0

Six Degrees of A Love Supreme

By Britt Robson, Contributor

It used to be easier to pretend that an album was its own perfectly self-contained artifact. The great records certainly feel that way. But albums are more permeable than solid, their motivations, executions and inspirations informed by, and often stolen from, their peers and forbearers. It all sounds awfully formal, but it's not. It's the very nature of music — of art, even. The Six Degrees features examine the relationships between classic records and five… more »

0

Reggae’s Ba-Ba Boom Time

By Lenny Kaye, Contributor

Despite the fire and brimstone that characterized reggae's revolutionary emergence in the 1970s, I have always had an abiding affection for the evolutionary period that immediately preceded that breakthrough, when the music seemed caught between two worlds.

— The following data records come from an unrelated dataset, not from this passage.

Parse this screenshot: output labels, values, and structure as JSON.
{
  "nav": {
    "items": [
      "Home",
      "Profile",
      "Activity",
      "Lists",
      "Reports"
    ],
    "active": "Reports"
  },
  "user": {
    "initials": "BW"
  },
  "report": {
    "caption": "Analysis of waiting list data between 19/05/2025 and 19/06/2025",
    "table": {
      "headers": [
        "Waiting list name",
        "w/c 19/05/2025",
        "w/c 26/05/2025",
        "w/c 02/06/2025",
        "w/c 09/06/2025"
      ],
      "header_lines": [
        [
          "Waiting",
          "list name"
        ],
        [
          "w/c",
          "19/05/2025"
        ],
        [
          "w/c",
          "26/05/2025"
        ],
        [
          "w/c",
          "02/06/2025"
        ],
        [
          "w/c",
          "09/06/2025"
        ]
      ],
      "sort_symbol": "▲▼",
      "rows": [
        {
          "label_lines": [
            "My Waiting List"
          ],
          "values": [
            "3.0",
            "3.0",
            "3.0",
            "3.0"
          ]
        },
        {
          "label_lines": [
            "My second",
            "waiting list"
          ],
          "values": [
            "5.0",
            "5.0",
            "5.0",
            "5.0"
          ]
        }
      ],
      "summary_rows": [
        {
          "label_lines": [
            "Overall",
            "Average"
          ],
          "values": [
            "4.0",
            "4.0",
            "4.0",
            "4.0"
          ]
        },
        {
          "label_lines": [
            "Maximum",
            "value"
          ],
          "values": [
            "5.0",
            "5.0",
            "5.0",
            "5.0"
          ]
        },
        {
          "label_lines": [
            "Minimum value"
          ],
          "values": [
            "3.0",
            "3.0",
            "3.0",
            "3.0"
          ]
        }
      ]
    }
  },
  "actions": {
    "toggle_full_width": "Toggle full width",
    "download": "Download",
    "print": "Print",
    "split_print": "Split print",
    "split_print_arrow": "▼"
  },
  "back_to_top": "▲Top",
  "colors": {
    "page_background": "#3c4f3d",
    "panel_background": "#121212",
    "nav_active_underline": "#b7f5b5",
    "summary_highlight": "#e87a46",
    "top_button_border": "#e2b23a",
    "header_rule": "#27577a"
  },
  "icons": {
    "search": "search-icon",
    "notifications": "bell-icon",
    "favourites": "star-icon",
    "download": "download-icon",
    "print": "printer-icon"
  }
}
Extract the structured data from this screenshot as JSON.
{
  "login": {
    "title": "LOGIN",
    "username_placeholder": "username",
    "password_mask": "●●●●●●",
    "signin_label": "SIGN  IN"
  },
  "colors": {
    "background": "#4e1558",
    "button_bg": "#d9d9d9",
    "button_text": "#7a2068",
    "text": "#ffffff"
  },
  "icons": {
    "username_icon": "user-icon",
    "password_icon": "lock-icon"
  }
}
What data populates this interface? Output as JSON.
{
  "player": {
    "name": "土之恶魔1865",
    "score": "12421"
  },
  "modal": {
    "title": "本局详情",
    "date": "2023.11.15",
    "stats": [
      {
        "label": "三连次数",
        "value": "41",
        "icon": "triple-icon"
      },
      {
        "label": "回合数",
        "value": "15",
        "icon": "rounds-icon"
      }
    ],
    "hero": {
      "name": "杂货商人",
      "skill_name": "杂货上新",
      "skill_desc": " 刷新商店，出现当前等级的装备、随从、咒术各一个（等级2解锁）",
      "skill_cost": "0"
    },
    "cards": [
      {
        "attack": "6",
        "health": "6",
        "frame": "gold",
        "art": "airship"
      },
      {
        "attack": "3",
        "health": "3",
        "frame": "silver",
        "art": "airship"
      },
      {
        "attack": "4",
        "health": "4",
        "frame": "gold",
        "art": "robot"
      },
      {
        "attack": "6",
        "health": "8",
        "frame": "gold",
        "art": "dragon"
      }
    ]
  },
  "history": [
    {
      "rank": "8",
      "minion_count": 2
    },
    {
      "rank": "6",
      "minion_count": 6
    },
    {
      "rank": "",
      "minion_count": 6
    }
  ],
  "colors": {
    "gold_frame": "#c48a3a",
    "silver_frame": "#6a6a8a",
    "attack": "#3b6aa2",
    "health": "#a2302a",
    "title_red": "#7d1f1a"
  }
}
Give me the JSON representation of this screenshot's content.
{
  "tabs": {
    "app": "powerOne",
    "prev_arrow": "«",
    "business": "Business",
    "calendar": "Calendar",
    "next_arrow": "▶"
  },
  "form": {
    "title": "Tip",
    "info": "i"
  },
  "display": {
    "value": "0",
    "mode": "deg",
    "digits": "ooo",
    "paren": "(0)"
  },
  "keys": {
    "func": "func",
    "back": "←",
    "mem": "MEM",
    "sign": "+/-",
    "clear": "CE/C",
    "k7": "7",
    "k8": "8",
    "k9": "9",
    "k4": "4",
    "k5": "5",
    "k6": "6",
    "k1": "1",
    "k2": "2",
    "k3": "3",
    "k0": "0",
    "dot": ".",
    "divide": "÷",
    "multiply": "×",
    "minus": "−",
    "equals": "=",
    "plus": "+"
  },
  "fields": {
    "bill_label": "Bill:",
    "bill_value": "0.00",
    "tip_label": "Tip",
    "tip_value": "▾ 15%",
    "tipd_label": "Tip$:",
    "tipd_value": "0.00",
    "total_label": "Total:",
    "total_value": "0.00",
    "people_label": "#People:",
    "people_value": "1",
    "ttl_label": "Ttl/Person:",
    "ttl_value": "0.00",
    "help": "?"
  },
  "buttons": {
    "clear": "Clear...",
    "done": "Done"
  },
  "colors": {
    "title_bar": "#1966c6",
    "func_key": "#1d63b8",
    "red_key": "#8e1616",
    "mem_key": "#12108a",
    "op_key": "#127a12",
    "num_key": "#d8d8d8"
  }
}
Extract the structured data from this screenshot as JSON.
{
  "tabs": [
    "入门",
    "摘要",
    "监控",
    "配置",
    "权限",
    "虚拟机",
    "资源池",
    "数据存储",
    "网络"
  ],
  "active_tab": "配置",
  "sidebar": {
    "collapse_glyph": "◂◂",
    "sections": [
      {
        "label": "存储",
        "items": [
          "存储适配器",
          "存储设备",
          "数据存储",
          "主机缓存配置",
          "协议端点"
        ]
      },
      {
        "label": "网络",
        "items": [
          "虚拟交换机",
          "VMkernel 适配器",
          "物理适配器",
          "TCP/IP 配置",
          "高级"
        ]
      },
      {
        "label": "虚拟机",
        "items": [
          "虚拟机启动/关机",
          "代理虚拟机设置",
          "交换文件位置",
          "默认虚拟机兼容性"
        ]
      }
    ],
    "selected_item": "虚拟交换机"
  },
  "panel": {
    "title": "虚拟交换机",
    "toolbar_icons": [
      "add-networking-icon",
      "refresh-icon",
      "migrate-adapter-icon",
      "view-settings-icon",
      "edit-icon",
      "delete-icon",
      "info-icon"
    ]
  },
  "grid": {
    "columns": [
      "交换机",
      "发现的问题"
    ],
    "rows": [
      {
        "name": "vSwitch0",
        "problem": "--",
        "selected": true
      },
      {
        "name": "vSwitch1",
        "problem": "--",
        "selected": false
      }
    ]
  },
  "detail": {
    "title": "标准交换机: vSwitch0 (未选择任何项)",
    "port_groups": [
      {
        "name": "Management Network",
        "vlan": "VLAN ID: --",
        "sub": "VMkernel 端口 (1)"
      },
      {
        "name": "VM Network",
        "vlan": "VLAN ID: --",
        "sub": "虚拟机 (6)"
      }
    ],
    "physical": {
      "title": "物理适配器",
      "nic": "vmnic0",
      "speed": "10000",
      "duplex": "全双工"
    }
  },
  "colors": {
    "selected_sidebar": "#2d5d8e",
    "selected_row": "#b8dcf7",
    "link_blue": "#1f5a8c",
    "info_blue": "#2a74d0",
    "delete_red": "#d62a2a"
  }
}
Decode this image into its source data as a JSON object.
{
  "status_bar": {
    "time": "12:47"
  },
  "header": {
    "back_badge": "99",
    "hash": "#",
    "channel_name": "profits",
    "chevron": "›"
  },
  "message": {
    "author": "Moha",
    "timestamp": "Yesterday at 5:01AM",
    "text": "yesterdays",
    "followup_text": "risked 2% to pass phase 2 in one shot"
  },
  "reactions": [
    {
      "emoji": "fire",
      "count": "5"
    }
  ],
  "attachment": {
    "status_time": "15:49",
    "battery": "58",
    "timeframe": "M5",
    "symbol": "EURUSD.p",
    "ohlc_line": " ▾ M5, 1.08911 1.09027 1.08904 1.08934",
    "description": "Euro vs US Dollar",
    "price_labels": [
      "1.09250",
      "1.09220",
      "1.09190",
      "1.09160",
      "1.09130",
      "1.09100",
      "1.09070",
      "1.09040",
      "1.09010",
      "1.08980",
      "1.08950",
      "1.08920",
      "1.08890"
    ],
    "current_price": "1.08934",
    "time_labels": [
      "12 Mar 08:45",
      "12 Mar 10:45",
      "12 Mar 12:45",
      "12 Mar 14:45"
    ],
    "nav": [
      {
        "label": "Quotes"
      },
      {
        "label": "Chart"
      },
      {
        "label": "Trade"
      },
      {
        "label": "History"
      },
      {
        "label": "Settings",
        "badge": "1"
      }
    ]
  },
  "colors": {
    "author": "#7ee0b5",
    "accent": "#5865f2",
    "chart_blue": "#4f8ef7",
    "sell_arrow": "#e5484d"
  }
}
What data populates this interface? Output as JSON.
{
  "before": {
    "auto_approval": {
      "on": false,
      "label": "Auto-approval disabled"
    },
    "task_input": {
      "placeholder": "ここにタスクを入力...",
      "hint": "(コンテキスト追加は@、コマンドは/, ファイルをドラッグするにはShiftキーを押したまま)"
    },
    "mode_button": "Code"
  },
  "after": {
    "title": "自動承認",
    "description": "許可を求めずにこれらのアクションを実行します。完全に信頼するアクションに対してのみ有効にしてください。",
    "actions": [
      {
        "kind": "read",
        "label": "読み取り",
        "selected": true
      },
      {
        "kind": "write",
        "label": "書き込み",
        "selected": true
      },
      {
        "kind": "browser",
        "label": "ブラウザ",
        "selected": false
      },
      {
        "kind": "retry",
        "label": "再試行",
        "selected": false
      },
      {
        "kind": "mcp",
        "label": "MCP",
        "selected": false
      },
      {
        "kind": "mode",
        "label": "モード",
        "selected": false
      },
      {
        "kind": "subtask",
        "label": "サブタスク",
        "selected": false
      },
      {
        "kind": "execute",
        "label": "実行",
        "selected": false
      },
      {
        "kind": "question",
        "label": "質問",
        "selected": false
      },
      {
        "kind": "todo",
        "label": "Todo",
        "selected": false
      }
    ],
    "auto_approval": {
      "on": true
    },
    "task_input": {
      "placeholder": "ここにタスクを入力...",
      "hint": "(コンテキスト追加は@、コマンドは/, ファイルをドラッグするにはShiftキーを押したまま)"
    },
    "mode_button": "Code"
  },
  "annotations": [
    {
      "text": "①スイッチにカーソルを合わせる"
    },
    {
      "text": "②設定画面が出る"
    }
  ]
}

The style is usually referred to as rocksteady - post-Ska, but still experimenting with and expanding the possibilities of that one-drop, loping afterbeat; and though Rastafarian ideology was already beginning to swiftly gospelize the music (anthemed most notably… more »

They Say All Music Guide

Purple Pyramid’s Complete Upsetter Singles: 1970-1972 covers the territory laid out in the title — 36 songs, both A and B sides, plus dub versions and bonus tracks, spill out over the course of two CDs. Though this material has appeared numerous times on numerous labels over the years, this particular collection is logically assembled, boasts pretty good sound, and is comprehensive, making it a good choice for those seeking a thorough overview of these pivotal, Lee Perry-produced sessions. – Stephen Thomas Erlewine